Pre-match nerves and anxiety are part and parcel of a tennis player’s life. Whatever level you play at, you’ll no doubt have felt that nervous tension in the pit of your stomach, which to some can be disastrously debilitating, while others channel the excitement and come out on top.
The psycho-physiological aspect of tennis is one of the areas that sets it apart from other sports and understanding the physiological response of the body to stress in this sort of situation can be an asset to improving your response and your overall performance.
Our stress response is controlled by the hormones adrenaline and cortisol. The Fight or Flight mechanism helps ensure we have the energy to combat the stress of a situation, by signalling the need to break down glycogen stores or initiate the conversion of fat or protein to produce energy – where glycogen isn’t available.
For some the stress is defined as Eustress which is an excitement or euphoric state accompanied by a ‘seize the day’ attitude, while for others it is Distress – the heightened anxiety that can knock a player off their game, often seen in the early stages of a match.
However, part of that stress response has the effect of down regulating body systems that are considered less important during times of stress. Our digestive function and immune response are the two areas where this is most commonly experienced, opening up the tennis player to a range of unwanted health concerns.
When stress impacts on digestion it can have serious consequences both in terms of unwelcome symptoms, but also to the ability to absorb nutrients effectively.
Production of cortisol down regulates our secretion of Hydrochloric Acid, the main component of stomach acid.
Not only is this the first line of defence for destroying any food-borne bacteria or pathogens, but it is needed in order to release digestive enzymes which start the job of breaking down food into the molecules that will later be absorbed in the intestines.
It is also needed to help absorb specific nutrients in the stomach and to produce the carrier molecule that allows us to absorb vitamin B12 from our food – one of the main catalysts in energy production within the body.
If pathogenic bacteria reach the small intestines they can affect the balance of microflora adversely, which in turn can reduce the barrier protection to the gut wall – already compromised due to the down-regulation of the immune system. We carry around 80% of our immune antibodies in and around the digestive tract as this is actually our biggest interface with ‘the outside world’.

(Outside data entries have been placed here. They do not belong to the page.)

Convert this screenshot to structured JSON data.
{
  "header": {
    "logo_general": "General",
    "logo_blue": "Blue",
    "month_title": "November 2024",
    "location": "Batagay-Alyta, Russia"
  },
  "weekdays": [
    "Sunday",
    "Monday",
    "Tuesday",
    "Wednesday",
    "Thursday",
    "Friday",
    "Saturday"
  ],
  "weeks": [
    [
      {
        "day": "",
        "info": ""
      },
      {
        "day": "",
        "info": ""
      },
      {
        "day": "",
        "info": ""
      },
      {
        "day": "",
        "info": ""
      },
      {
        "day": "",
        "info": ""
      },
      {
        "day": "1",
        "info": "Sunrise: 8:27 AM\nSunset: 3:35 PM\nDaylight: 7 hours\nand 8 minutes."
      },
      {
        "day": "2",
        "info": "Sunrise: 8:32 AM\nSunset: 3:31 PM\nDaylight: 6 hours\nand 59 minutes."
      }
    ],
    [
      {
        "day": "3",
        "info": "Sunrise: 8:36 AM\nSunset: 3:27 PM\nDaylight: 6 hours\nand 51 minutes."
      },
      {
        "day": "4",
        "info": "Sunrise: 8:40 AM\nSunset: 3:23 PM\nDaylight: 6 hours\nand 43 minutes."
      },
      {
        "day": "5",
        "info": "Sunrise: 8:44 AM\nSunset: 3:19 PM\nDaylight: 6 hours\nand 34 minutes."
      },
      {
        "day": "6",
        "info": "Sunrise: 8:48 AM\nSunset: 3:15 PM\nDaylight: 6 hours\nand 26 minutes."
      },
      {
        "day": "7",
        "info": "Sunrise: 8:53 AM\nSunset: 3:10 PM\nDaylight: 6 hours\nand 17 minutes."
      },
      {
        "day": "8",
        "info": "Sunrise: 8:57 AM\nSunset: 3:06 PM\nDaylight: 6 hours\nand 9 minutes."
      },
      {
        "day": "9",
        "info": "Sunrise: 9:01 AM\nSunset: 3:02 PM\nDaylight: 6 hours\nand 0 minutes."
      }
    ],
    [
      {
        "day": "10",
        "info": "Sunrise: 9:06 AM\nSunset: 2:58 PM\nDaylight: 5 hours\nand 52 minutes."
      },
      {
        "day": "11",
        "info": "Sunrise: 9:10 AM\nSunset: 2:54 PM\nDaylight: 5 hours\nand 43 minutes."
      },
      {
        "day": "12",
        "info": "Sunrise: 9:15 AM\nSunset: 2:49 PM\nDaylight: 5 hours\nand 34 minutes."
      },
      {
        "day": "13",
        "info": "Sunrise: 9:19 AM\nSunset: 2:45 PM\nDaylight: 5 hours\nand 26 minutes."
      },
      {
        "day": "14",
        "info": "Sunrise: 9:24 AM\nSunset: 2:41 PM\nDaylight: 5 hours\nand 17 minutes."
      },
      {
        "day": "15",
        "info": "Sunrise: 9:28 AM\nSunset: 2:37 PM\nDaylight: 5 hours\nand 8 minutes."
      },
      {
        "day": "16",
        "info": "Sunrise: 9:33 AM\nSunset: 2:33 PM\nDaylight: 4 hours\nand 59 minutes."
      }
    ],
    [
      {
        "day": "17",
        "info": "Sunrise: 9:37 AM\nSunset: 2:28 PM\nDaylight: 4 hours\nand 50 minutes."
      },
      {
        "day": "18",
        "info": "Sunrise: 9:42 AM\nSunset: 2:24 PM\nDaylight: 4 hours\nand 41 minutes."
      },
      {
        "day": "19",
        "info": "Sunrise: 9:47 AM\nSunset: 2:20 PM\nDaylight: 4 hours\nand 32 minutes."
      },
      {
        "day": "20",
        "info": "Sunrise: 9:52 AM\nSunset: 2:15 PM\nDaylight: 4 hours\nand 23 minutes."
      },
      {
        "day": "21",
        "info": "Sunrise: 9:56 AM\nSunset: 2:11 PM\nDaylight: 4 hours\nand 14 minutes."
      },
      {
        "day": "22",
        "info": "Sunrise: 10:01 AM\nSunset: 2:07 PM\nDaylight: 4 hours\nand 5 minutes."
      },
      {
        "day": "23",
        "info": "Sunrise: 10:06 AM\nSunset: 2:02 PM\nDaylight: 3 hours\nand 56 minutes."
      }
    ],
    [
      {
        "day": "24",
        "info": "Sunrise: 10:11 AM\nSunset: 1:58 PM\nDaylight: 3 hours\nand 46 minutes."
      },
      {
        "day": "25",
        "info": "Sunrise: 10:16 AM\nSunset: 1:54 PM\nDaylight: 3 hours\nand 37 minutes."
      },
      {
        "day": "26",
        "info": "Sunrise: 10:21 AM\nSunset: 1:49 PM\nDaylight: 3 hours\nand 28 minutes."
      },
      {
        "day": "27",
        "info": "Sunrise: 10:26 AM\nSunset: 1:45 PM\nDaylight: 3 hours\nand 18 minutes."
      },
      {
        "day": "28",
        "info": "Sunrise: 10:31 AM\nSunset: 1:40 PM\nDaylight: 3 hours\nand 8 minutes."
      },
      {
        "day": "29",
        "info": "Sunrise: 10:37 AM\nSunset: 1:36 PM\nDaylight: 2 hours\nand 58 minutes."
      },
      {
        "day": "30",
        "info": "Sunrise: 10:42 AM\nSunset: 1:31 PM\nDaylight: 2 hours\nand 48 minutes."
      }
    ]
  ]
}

Cortisol down regulates our immune function so the immune antibodies that normally protect the gut and surrounding tissue from harmful bodies are reduced, leaving us more susceptible to gut-derived toxins and bacteria. This can manifest in symptoms like bloating, cramping, pain and diarrhoea. And worse still, the lack of gut defence could lead to the development of food intolerances, which can result in symptoms such as fatigue, muscle or joint pain, or brain fog to name a few.
Similarly, if the gut flora is disturbed and digestive enzymes are not being produced appropriately, the body is going to struggle to absorb the nutrients from even the most perfect diet leaving you depleted in energy and recovery nutrients.
So there are two areas to address. Firstly release of cortisol. Managing the release of the hormone on match day is more a psychological issue rather than a nutritional one. However, managing cortisol levels the rest of the time will help diminish the effects on an ongoing basis – after all, life is constantly presenting us with stress which will elicit the same reaction: busy jobs, home and family life, exam stress are just a few examples.
The most important part of the process is to ensure that you eat regularly. Skipping meals means the body has to release cortisol to break down stored energy, while eating 3 good meals and 2 snacks per day can help reduce demand.
Similarly eating a high sugar diet will cause energy dips that will see more pressure being put on cortisol release, so stick to low GI food choices: instead of processed foods, refined sugars and saturated fats choose whole-grains, plenty of fruit and vegetables and lean protein in the form of chicken, turkey or fish.
And avoid stimulants such as alcohol and caffeine – so coffee, tea and caffeinated soft drinks are out!
The second area to think about is ensuring that gut function is restored to normal. You can stimulate stomach acid production by starting the day with a cup of hot water and lemon, take a spoonful of apple cider vinegar before each meal, and include bitter foods like radish, artichokes, beetroot, lemon, garlic, ginger, turmeric and dark green or red leaves.
Beneficial gut bacteria can be supported by eating plenty of fruit and vegetables – they thrive on fibre, whereas pathogenic bacteria like to feed on sugar so cutting off their food source will help to rebalance your gut flora.
But if you still experience digestive disturbance you may need some specialist advice from a nutritional therapist or sports dietician who can organise gut function tests to understand the complete picture and help restore your gut to better health!